• Yomiuri Editorial
  • Housing for National Civil Servants

Renovating Facilities Will Help Attract Human Resources

If housing complexes for national civil servants are aging and located far from workplaces, it could hinder their performance in carrying out their official duties. With more and more young people avoiding jobs as national civil servants, it is important to provide good quality housing for government staff.

The government has decided to construct new housing for national civil servants. It plans to build a 14-story building with 446 units for ministry and government agency employees at a site in Katsushika Ward, Tokyo, which currently houses an accommodation complex for detention officers that is scheduled to be rebuilt. The new building will be completed in fiscal 2029. It will be the first construction of a housing complex for national civil servants in 13 years.

In 2011, the then Democratic Party of Japan (DPJ) administration decided to drastically reduce the number of housing units for national civil servants. Based on the plan, the government has reduced the number from 218,000 to 162,000 and has also refrained from constructing new buildings. The proceeds from the sale of accommodation sites have been used to finance reconstruction efforts following the 2011 Great East Japan Earthquake.

In addition to the aim of raising funds for reconstruction, the DPJ, which vowed to “reduce wasteful spending,” was determined to pursue a track record of success during its administration.

However, the scrapping of housing complexes and the freeze on construction have created a situation in which dilapidated housing complexes and a shortage of units have become conspicuous in recent years.

About 47,000 units, or 30% of the total, are over 40 years old. Some units have no screen doors or hot-water boilers, and some still have old-style bath heaters. It is inevitable that young people are reluctant to live in such homes.

Young and mid-career bureaucrats often work late into the night to deal with Diet matters. However, there reportedly is a severe shortage of accommodations close to central Tokyo.

Bureaucrats play a major role in formulating domestic and foreign policies and implementing these policies with the direction of the Cabinet. It is the responsibility of the central government to provide a comfortable working environment for bureaucrats.

The number of students applying to become national civil servants continues to decline. From the perspective of securing human resources, the government should systematically improve and expand accommodations.

In addition to the current plan, the government intends to gradually renovate aging housing. To gain the understanding of the public, it is essential to make efforts to thoroughly explain the necessity of these facilities.

Priority in the future development of these facilities should be given to securing accommodations for employees who deal with disasters and other emergencies.

In the event of a disaster such as an earthquake with a focus directly under the Tokyo metropolitan area, the government has stated that an initial response should be made “within about three hours.” To that end, about 7,300 employees have been designated as emergency response personnel who are required to arrive at the office immediately in the event of an earthquake or other disasters.

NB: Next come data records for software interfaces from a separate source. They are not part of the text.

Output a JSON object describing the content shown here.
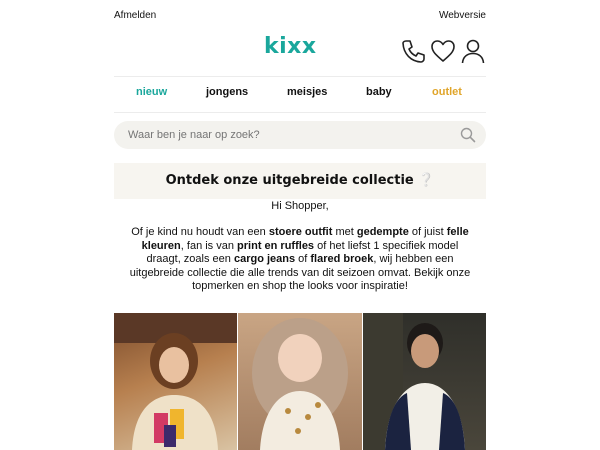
{
  "topbar": {
    "left": "Afmelden",
    "right": "Webversie"
  },
  "brand": {
    "logo": "kixx",
    "accent": "#1aa79c"
  },
  "header_icons": [
    "phone-icon",
    "heart-icon",
    "user-icon"
  ],
  "nav": {
    "items": [
      {
        "label": "nieuw",
        "color": "#1aa79c"
      },
      {
        "label": "jongens",
        "color": "#111111"
      },
      {
        "label": "meisjes",
        "color": "#111111"
      },
      {
        "label": "baby",
        "color": "#111111"
      },
      {
        "label": "outlet",
        "color": "#e0a52a"
      }
    ]
  },
  "search": {
    "placeholder": "Waar ben je naar op zoek?"
  },
  "banner": {
    "title": "Ontdek onze uitgebreide collectie ❔"
  },
  "greeting": "Hi Shopper,",
  "body": {
    "t1": "Of je kind nu houdt van een ",
    "b1": "stoere outfit",
    "t2": " met ",
    "b2": "gedempte",
    "t3": " of juist ",
    "b3": "felle kleuren",
    "t4": ", fan is van ",
    "b4": "print en ruffles",
    "t5": " of het liefst 1 specifiek model draagt, zoals een ",
    "b5": "cargo jeans",
    "t6": " of ",
    "b6": "flared broek",
    "t7": ", wij hebben een uitgebreide collectie die alle trends van dit seizoen omvat. Bekijk onze topmerken en shop the looks voor inspiratie!"
  }
}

However, there are only about 3,600 housing units for emergency response personnel within a 6-kilometer radius from workplaces that could be reached on foot in the designated timeframe.

It is a problem if staff who deal with crisis management cannot arrive at the office immediately. The government must promptly provide the necessary number of housing units.

(From The Yomiuri Shimbun, Aug. 4, 2023)